Fedora 16 Isn’t Ruthless Underneath It All – It Just Needs Some Love and Understanding

I admit, my brief tryst with Fedora 16 the other night has been stuck in my mind. It was good. Really good. I guess I had a few preconceptions going in. When you go with IBM, when you date that FBI agent, or that covert military assassin, you just expect some kind of perfection. They’ve got to have hard-core discipline, they had to work everything out well in advance. A downright ruthless execution in the name of perfection.

But you know what? You get them alone, and they’re just human. Just like you and me. I guess it’s not easy having to live up to perfection all the time. To never make a mistake. And when I saw Fedora 16 was human, that it farted and belched like the rest of us, it just turned me off. But that’s my fault. And F16 was sure willing to point that out. Because it’s perfect, right? Even when it’s not. And that can be infuriating.

I’m with Fedora 16 right now, as a matter of fact. And we’re getting along great. There’s really some stuff to love about Fedora, if you can look past the attitude. In fact, Fedora 16 has the features of Gnome 3.2, which is mostly ahead of the features that even Debian from the future has. I have a feeling Debian unstable will have them soon enough, though. But right now, with all their corporate intelligence connections, Fedora 16 is bringing out all the latest surveillance equipment, laser blasters, and Doctor Q saying “oops, sorry that shouldn’t have exploded, you shouldn’t have done that” when you yell about his super power ultra device nearly killing you.

And that’s the thing. Fedora 16’s Doctor Q seems to live deep under a volcano that hides a vast giga-warp mothership that also exists trans-dimensionally in orbit around the planet, laying down black rectangular obelisks for we monkeys. That’s why I’m a lucky guy Fedora 16 is even tolerating my fingers right now. What could they possibly want with me? I don’t know. But what I do know is that Fedora 16 is smokin’ hot, tight, and cold as ice. Fedora 16 will make me into a better man.

That’s why you can’t mount filesystems with a type “smbfs” any more. You have to specify “cifs”. F16 will just stare at you, saying “I don’t know what you’re talking about” unless you say it the “proper” way. And again, Fedora 16 is irritatingly right – it’s cifs now, not smbfs. And it doesn’t care what damage it may cause to people who don’t keep up on everything. It’s those damn perfect rectangular monoliths interconnected with the mothership, electrocuting us into being perfect. That cat-o-nine-tails and leather again, perhaps, but with a purpose.
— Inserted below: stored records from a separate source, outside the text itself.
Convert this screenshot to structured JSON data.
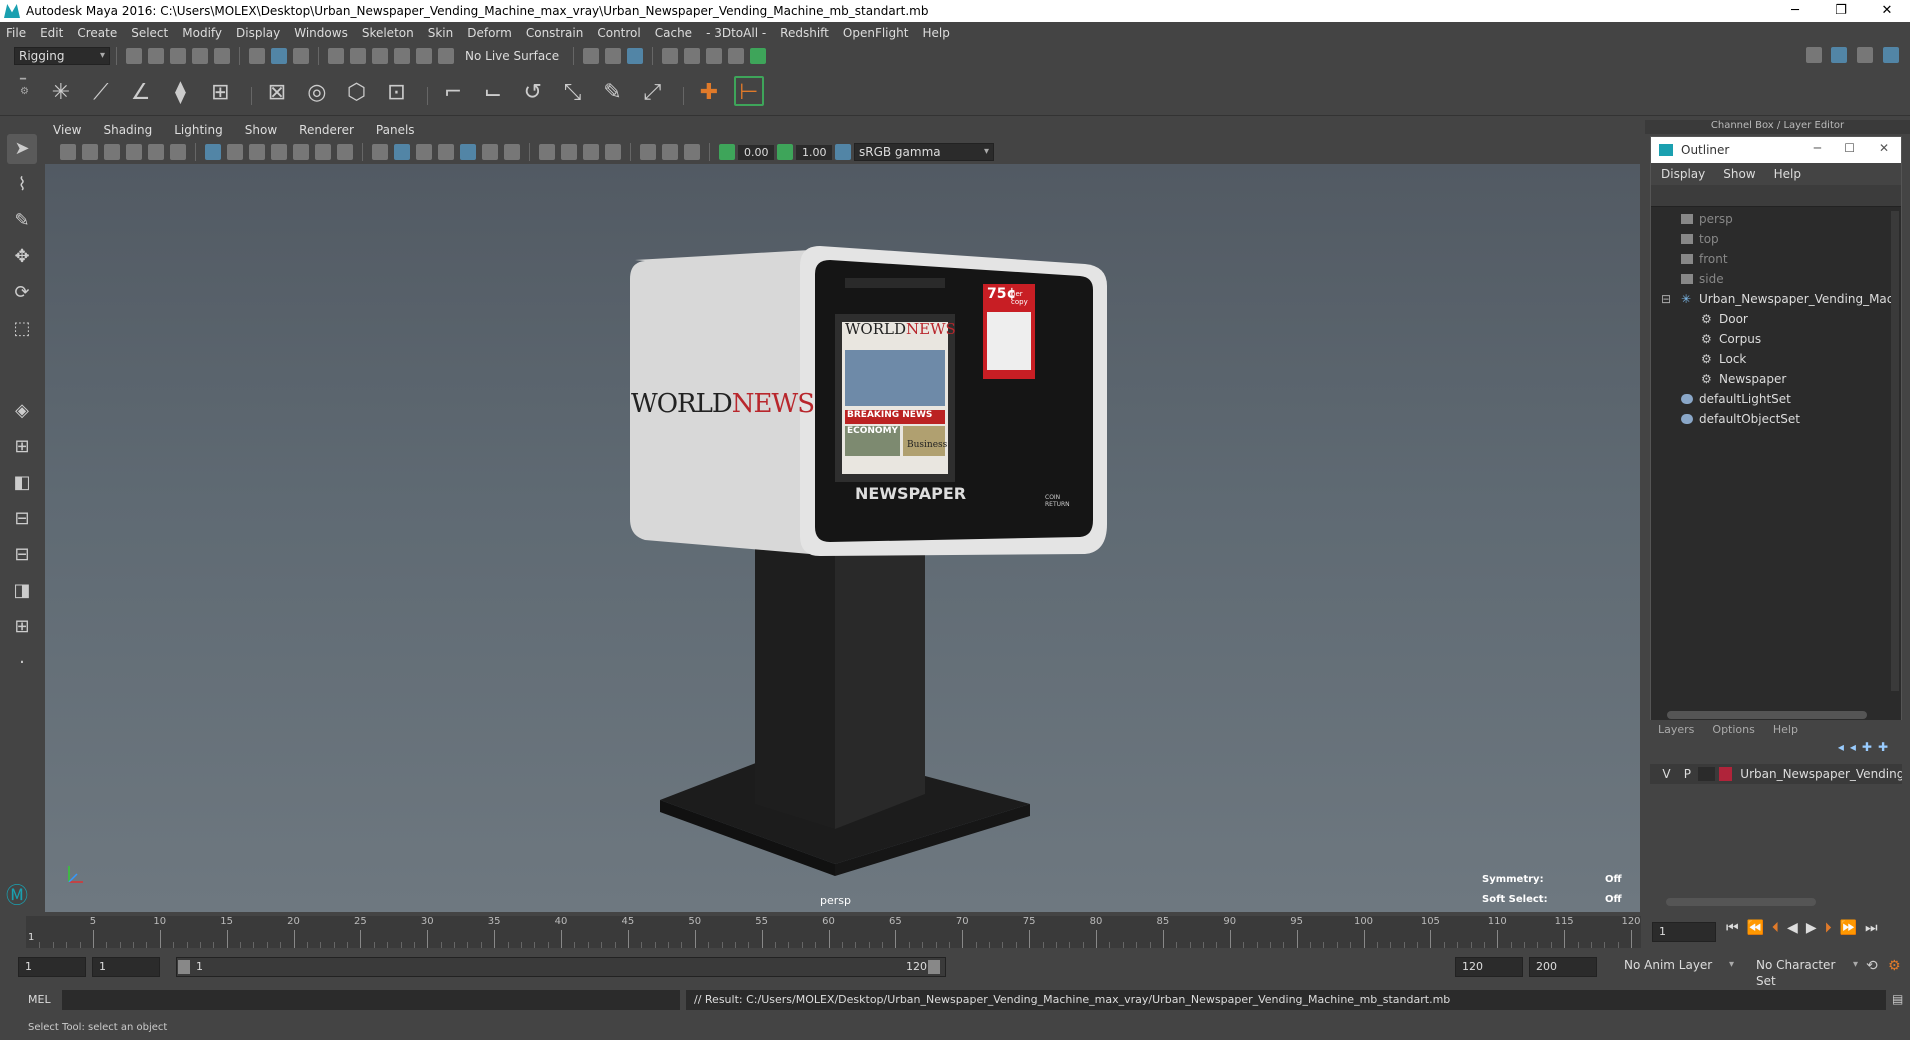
{
  "window": {
    "title": "Autodesk Maya 2016: C:\\Users\\MOLEX\\Desktop\\Urban_Newspaper_Vending_Machine_max_vray\\Urban_Newspaper_Vending_Machine_mb_standart.mb",
    "minimize": "─",
    "restore": "❐",
    "close": "✕"
  },
  "menubar": [
    "File",
    "Edit",
    "Create",
    "Select",
    "Modify",
    "Display",
    "Windows",
    "Skeleton",
    "Skin",
    "Deform",
    "Constrain",
    "Control",
    "Cache",
    "- 3DtoAll -",
    "Redshift",
    "OpenFlight",
    "Help"
  ],
  "statusline": {
    "mode": "Rigging",
    "live_surface": "No Live Surface"
  },
  "viewport": {
    "menus": [
      "View",
      "Shading",
      "Lighting",
      "Show",
      "Renderer",
      "Panels"
    ],
    "near_value": "0.00",
    "far_value": "1.00",
    "color_space": "sRGB gamma",
    "camera_label": "persp",
    "symmetry_label": "Symmetry:",
    "symmetry_value": "Off",
    "soft_select_label": "Soft Select:",
    "soft_select_value": "Off"
  },
  "model": {
    "side_brand_1": "WORLD",
    "side_brand_2": "NEWS",
    "front_label": "NEWSPAPER",
    "paper_title_1": "WORLD",
    "paper_title_2": "NEWS",
    "paper_headline": "BREAKING NEWS",
    "paper_sub": "ECONOMY",
    "paper_business": "Business",
    "price": "75¢",
    "price_sub": "per copy",
    "coin_return": "COIN RETURN"
  },
  "panel": {
    "header": "Channel Box / Layer Editor",
    "outliner_title": "Outliner",
    "outliner_menus": [
      "Display",
      "Show",
      "Help"
    ],
    "outliner_items": [
      {
        "label": "persp",
        "type": "camera",
        "indent": 0,
        "dim": true
      },
      {
        "label": "top",
        "type": "camera",
        "indent": 0,
        "dim": true
      },
      {
        "label": "front",
        "type": "camera",
        "indent": 0,
        "dim": true
      },
      {
        "label": "side",
        "type": "camera",
        "indent": 0,
        "dim": true
      },
      {
        "label": "Urban_Newspaper_Vending_Mac",
        "type": "group",
        "indent": 0,
        "dim": false
      },
      {
        "label": "Door",
        "type": "mesh",
        "indent": 1,
        "dim": false
      },
      {
        "label": "Corpus",
        "type": "mesh",
        "indent": 1,
        "dim": false
      },
      {
        "label": "Lock",
        "type": "mesh",
        "indent": 1,
        "dim": false
      },
      {
        "label": "Newspaper",
        "type": "mesh",
        "indent": 1,
        "dim": false
      },
      {
        "label": "defaultLightSet",
        "type": "set",
        "indent": 0,
        "dim": false
      },
      {
        "label": "defaultObjectSet",
        "type": "set",
        "indent": 0,
        "dim": false
      }
    ],
    "layer_menus": [
      "Layers",
      "Options",
      "Help"
    ],
    "layer_v": "V",
    "layer_p": "P",
    "layer_name": "Urban_Newspaper_Vending_",
    "layer_color": "#b0243a"
  },
  "timeline": {
    "ticks": [
      "5",
      "10",
      "15",
      "20",
      "25",
      "30",
      "35",
      "40",
      "45",
      "50",
      "55",
      "60",
      "65",
      "70",
      "75",
      "80",
      "85",
      "90",
      "95",
      "100",
      "105",
      "110",
      "115",
      "120"
    ],
    "start_marker": "1",
    "current_frame": "1"
  },
  "range": {
    "start": "1",
    "playback_start": "1",
    "slider_start": "1",
    "slider_end": "120",
    "playback_end": "120",
    "end": "200",
    "anim_layer": "No Anim Layer",
    "character_set": "No Character Set"
  },
  "cmdline": {
    "lang": "MEL",
    "result": "// Result: C:/Users/MOLEX/Desktop/Urban_Newspaper_Vending_Machine_max_vray/Urban_Newspaper_Vending_Machine_mb_standart.mb"
  },
  "helpline": "Select Tool: select an object"
}
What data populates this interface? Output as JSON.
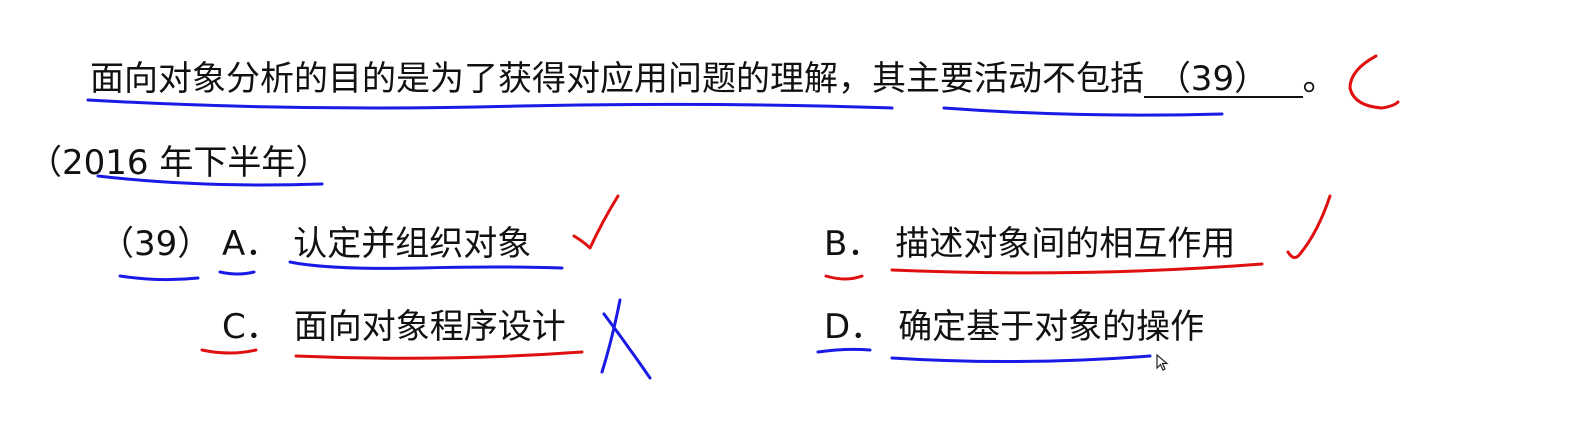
{
  "question": {
    "stem_part1": "面向对象分析的目的是为了获得对应用问题的理解，",
    "stem_part2": "其主要活动不包括",
    "blank": "（39）",
    "end_punct": "。",
    "source": "（2016 年下半年）"
  },
  "options": {
    "number": "（39）",
    "a": {
      "letter": "A．",
      "text": "认定并组织对象"
    },
    "b": {
      "letter": "B．",
      "text": "描述对象间的相互作用"
    },
    "c": {
      "letter": "C．",
      "text": "面向对象程序设计"
    },
    "d": {
      "letter": "D．",
      "text": "确定基于对象的操作"
    }
  },
  "colors": {
    "text": "#111111",
    "ink_blue": "#1a1ae6",
    "ink_red": "#e01010"
  }
}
That being said, though, browsing a Windows network through Nautilus didn’t work. Not like I personally care much, because I mount anything like that through the fstab. And Fedora 16 yet again wiped out my other operating systems from the boot grub menu — all except for Windows. Now, I’ve heard from other people that this never happened for them, so I asked if they were using LVM, but I haven’t heard back from any of them, so I suspect it’s a detection issue that only effects OS’s installed on LVM volumes.

Also, I managed to get the Nvidia proprietary drivers built, installed and loaded properly, which I have documented in case it might help someone else save some time/effort. Of course, you can always download the drivers from Nvidia yourself and build the kernel, but following those directions uses Doctor Q’s special Fedora sauce, which makes Doctor Q happy, which in turn is good for keeping Fedora 16 happy with you.

You know what I love most about Fedora 16, though? No, not the Jules Verne submarine. No, certainly not yum. No, not even the tight and sensible international cyber warfare landmines and electric fences of selinux integration (which is gratefully out of sight and mind most of the time). It’s that all my Google email addresses and contacts and calendar just appear as if they’d always been there, after filling out an “Online Accounts” control panel doohickey. OK, I admit it’s a little disconcerting as well. But CIA agents and military assassins exist to protect me. I have to remind myself of this. Again and again. F16 is very exciting – a physique that doesn’t quit, from the ground on up to the tip top of the head.

Bitches don’t have Miro, though. But that’s ok. Miro’s a slug dog with all that hybrid python crap going on. Unstable Debian has Miro, though, and it works pretty well now. Screw it. Fedora must have something better – I mean, just look at it!. And you know what else, screw Debian with all that lazy peace-loving hippy crap, too. Ima climb on board this F16 and jet right on up, and out. Watch your heads down there, suckas.

But gosh, it is a little cold being up so high.

In all seriousness, though, Fedora 16 is prime lean beef. It’s incredibly well thought out. It’s perfectly stable so far. I only found a couple, very minor things, that weren’t right, like Gnome having no idea what a terminal program was (which can be fixed by yumming in libgnome). It’s a great release. I’m going to be using it for a while instead of Debian unstable. My killer CIA military covert intelligence gatherer deserves a second chance – cuz he’s human after all, even if he can’t admit it.

Can’t decide — saga continues: The Trials of Cohabitation: Juggling Debian Sid and Fedora 16